Extracted information:

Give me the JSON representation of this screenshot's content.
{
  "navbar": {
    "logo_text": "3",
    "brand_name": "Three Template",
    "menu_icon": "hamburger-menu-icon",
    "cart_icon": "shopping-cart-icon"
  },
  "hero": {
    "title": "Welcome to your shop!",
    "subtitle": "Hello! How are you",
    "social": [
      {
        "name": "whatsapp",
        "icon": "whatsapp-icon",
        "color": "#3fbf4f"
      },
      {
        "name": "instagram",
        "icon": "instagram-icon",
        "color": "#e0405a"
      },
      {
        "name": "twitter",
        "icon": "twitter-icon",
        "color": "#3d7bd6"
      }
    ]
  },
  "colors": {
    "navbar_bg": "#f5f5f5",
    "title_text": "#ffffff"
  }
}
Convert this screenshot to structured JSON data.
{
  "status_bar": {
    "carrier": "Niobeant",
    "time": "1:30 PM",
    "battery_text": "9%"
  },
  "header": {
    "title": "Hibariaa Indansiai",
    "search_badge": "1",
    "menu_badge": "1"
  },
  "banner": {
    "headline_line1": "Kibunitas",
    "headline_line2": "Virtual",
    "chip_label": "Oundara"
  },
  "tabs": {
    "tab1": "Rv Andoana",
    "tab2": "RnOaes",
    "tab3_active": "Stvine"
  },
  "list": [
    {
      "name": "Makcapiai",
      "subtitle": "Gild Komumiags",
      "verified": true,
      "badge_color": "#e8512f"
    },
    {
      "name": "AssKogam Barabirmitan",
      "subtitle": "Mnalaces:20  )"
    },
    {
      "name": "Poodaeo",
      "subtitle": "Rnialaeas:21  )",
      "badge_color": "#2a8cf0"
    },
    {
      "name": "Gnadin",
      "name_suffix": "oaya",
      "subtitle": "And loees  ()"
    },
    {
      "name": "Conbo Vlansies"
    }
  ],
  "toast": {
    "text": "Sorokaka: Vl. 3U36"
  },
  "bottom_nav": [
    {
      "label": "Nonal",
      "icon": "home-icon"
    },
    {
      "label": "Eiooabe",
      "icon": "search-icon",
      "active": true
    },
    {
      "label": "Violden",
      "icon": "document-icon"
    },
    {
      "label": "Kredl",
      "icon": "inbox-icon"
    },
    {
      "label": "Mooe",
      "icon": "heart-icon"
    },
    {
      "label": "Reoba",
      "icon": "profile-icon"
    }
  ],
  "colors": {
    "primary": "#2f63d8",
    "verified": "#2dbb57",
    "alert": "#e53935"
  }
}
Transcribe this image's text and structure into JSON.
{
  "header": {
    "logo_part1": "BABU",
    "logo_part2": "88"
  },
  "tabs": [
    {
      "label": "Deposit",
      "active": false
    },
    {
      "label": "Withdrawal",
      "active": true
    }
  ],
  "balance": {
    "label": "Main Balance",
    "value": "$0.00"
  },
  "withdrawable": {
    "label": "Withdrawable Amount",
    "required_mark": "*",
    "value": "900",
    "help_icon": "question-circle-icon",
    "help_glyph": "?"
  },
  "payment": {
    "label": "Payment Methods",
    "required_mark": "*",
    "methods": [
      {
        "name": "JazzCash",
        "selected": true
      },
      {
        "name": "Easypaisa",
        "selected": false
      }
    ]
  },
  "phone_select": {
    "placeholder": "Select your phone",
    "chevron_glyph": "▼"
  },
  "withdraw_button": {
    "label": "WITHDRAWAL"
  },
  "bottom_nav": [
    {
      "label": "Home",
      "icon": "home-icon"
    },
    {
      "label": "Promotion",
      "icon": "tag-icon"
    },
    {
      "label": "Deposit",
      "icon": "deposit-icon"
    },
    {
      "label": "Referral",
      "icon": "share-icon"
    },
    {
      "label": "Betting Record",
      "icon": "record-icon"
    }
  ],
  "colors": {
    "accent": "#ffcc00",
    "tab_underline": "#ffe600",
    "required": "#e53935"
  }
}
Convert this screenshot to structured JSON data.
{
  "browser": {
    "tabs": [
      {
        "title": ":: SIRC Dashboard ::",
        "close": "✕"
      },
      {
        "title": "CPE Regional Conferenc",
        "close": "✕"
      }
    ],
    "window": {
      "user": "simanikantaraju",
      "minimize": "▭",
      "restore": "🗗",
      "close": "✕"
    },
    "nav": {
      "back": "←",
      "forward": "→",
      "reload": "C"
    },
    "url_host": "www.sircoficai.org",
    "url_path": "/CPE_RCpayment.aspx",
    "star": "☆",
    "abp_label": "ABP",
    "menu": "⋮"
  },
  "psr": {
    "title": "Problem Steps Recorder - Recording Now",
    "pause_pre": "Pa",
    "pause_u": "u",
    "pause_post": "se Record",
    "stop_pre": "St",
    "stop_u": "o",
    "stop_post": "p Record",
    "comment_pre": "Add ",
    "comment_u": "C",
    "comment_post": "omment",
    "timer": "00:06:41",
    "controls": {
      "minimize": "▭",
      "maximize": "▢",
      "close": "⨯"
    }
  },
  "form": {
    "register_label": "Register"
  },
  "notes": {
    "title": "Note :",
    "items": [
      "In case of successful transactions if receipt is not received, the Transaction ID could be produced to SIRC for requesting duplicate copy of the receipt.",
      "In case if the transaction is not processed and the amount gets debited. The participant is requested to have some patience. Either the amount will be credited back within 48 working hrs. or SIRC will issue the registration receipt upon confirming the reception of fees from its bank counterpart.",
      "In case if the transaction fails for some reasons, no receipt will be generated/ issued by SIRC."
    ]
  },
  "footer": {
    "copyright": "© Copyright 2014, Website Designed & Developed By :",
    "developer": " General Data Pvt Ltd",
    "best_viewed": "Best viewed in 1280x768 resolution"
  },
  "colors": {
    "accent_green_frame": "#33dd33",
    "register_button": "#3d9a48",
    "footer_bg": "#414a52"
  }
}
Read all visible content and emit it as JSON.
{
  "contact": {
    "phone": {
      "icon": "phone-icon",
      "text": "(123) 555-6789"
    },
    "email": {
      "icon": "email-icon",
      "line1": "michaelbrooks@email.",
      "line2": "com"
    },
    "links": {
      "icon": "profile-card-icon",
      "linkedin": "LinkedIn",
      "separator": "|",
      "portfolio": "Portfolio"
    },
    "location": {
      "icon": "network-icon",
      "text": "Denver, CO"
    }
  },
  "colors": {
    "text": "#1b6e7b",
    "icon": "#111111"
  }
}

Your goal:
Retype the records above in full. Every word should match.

Output:
Give me the JSON representation of this screenshot's content.
{
  "navbar": {
    "logo_text": "3",
    "brand_name": "Three Template",
    "menu_icon": "hamburger-menu-icon",
    "cart_icon": "shopping-cart-icon"
  },
  "hero": {
    "title": "Welcome to your shop!",
    "subtitle": "Hello! How are you",
    "social": [
      {
        "name": "whatsapp",
        "icon": "whatsapp-icon",
        "color": "#3fbf4f"
      },
      {
        "name": "instagram",
        "icon": "instagram-icon",
        "color": "#e0405a"
      },
      {
        "name": "twitter",
        "icon": "twitter-icon",
        "color": "#3d7bd6"
      }
    ]
  },
  "colors": {
    "navbar_bg": "#f5f5f5",
    "title_text": "#ffffff"
  }
}
Convert this screenshot to structured JSON data.
{
  "status_bar": {
    "carrier": "Niobeant",
    "time": "1:30 PM",
    "battery_text": "9%"
  },
  "header": {
    "title": "Hibariaa Indansiai",
    "search_badge": "1",
    "menu_badge": "1"
  },
  "banner": {
    "headline_line1": "Kibunitas",
    "headline_line2": "Virtual",
    "chip_label": "Oundara"
  },
  "tabs": {
    "tab1": "Rv Andoana",
    "tab2": "RnOaes",
    "tab3_active": "Stvine"
  },
  "list": [
    {
      "name": "Makcapiai",
      "subtitle": "Gild Komumiags",
      "verified": true,
      "badge_color": "#e8512f"
    },
    {
      "name": "AssKogam Barabirmitan",
      "subtitle": "Mnalaces:20  )"
    },
    {
      "name": "Poodaeo",
      "subtitle": "Rnialaeas:21  )",
      "badge_color": "#2a8cf0"
    },
    {
      "name": "Gnadin",
      "name_suffix": "oaya",
      "subtitle": "And loees  ()"
    },
    {
      "name": "Conbo Vlansies"
    }
  ],
  "toast": {
    "text": "Sorokaka: Vl. 3U36"
  },
  "bottom_nav": [
    {
      "label": "Nonal",
      "icon": "home-icon"
    },
    {
      "label": "Eiooabe",
      "icon": "search-icon",
      "active": true
    },
    {
      "label": "Violden",
      "icon": "document-icon"
    },
    {
      "label": "Kredl",
      "icon": "inbox-icon"
    },
    {
      "label": "Mooe",
      "icon": "heart-icon"
    },
    {
      "label": "Reoba",
      "icon": "profile-icon"
    }
  ],
  "colors": {
    "primary": "#2f63d8",
    "verified": "#2dbb57",
    "alert": "#e53935"
  }
}
Transcribe this image's text and structure into JSON.
{
  "header": {
    "logo_part1": "BABU",
    "logo_part2": "88"
  },
  "tabs": [
    {
      "label": "Deposit",
      "active": false
    },
    {
      "label": "Withdrawal",
      "active": true
    }
  ],
  "balance": {
    "label": "Main Balance",
    "value": "$0.00"
  },
  "withdrawable": {
    "label": "Withdrawable Amount",
    "required_mark": "*",
    "value": "900",
    "help_icon": "question-circle-icon",
    "help_glyph": "?"
  },
  "payment": {
    "label": "Payment Methods",
    "required_mark": "*",
    "methods": [
      {
        "name": "JazzCash",
        "selected": true
      },
      {
        "name": "Easypaisa",
        "selected": false
      }
    ]
  },
  "phone_select": {
    "placeholder": "Select your phone",
    "chevron_glyph": "▼"
  },
  "withdraw_button": {
    "label": "WITHDRAWAL"
  },
  "bottom_nav": [
    {
      "label": "Home",
      "icon": "home-icon"
    },
    {
      "label": "Promotion",
      "icon": "tag-icon"
    },
    {
      "label": "Deposit",
      "icon": "deposit-icon"
    },
    {
      "label": "Referral",
      "icon": "share-icon"
    },
    {
      "label": "Betting Record",
      "icon": "record-icon"
    }
  ],
  "colors": {
    "accent": "#ffcc00",
    "tab_underline": "#ffe600",
    "required": "#e53935"
  }
}
Convert this screenshot to structured JSON data.
{
  "browser": {
    "tabs": [
      {
        "title": ":: SIRC Dashboard ::",
        "close": "✕"
      },
      {
        "title": "CPE Regional Conferenc",
        "close": "✕"
      }
    ],
    "window": {
      "user": "simanikantaraju",
      "minimize": "▭",
      "restore": "🗗",
      "close": "✕"
    },
    "nav": {
      "back": "←",
      "forward": "→",
      "reload": "C"
    },
    "url_host": "www.sircoficai.org",
    "url_path": "/CPE_RCpayment.aspx",
    "star": "☆",
    "abp_label": "ABP",
    "menu": "⋮"
  },
  "psr": {
    "title": "Problem Steps Recorder - Recording Now",
    "pause_pre": "Pa",
    "pause_u": "u",
    "pause_post": "se Record",
    "stop_pre": "St",
    "stop_u": "o",
    "stop_post": "p Record",
    "comment_pre": "Add ",
    "comment_u": "C",
    "comment_post": "omment",
    "timer": "00:06:41",
    "controls": {
      "minimize": "▭",
      "maximize": "▢",
      "close": "⨯"
    }
  },
  "form": {
    "register_label": "Register"
  },
  "notes": {
    "title": "Note :",
    "items": [
      "In case of successful transactions if receipt is not received, the Transaction ID could be produced to SIRC for requesting duplicate copy of the receipt.",
      "In case if the transaction is not processed and the amount gets debited. The participant is requested to have some patience. Either the amount will be credited back within 48 working hrs. or SIRC will issue the registration receipt upon confirming the reception of fees from its bank counterpart.",
      "In case if the transaction fails for some reasons, no receipt will be generated/ issued by SIRC."
    ]
  },
  "footer": {
    "copyright": "© Copyright 2014, Website Designed & Developed By :",
    "developer": " General Data Pvt Ltd",
    "best_viewed": "Best viewed in 1280x768 resolution"
  },
  "colors": {
    "accent_green_frame": "#33dd33",
    "register_button": "#3d9a48",
    "footer_bg": "#414a52"
  }
}
Read all visible content and emit it as JSON.
{
  "contact": {
    "phone": {
      "icon": "phone-icon",
      "text": "(123) 555-6789"
    },
    "email": {
      "icon": "email-icon",
      "line1": "michaelbrooks@email.",
      "line2": "com"
    },
    "links": {
      "icon": "profile-card-icon",
      "linkedin": "LinkedIn",
      "separator": "|",
      "portfolio": "Portfolio"
    },
    "location": {
      "icon": "network-icon",
      "text": "Denver, CO"
    }
  },
  "colors": {
    "text": "#1b6e7b",
    "icon": "#111111"
  }
}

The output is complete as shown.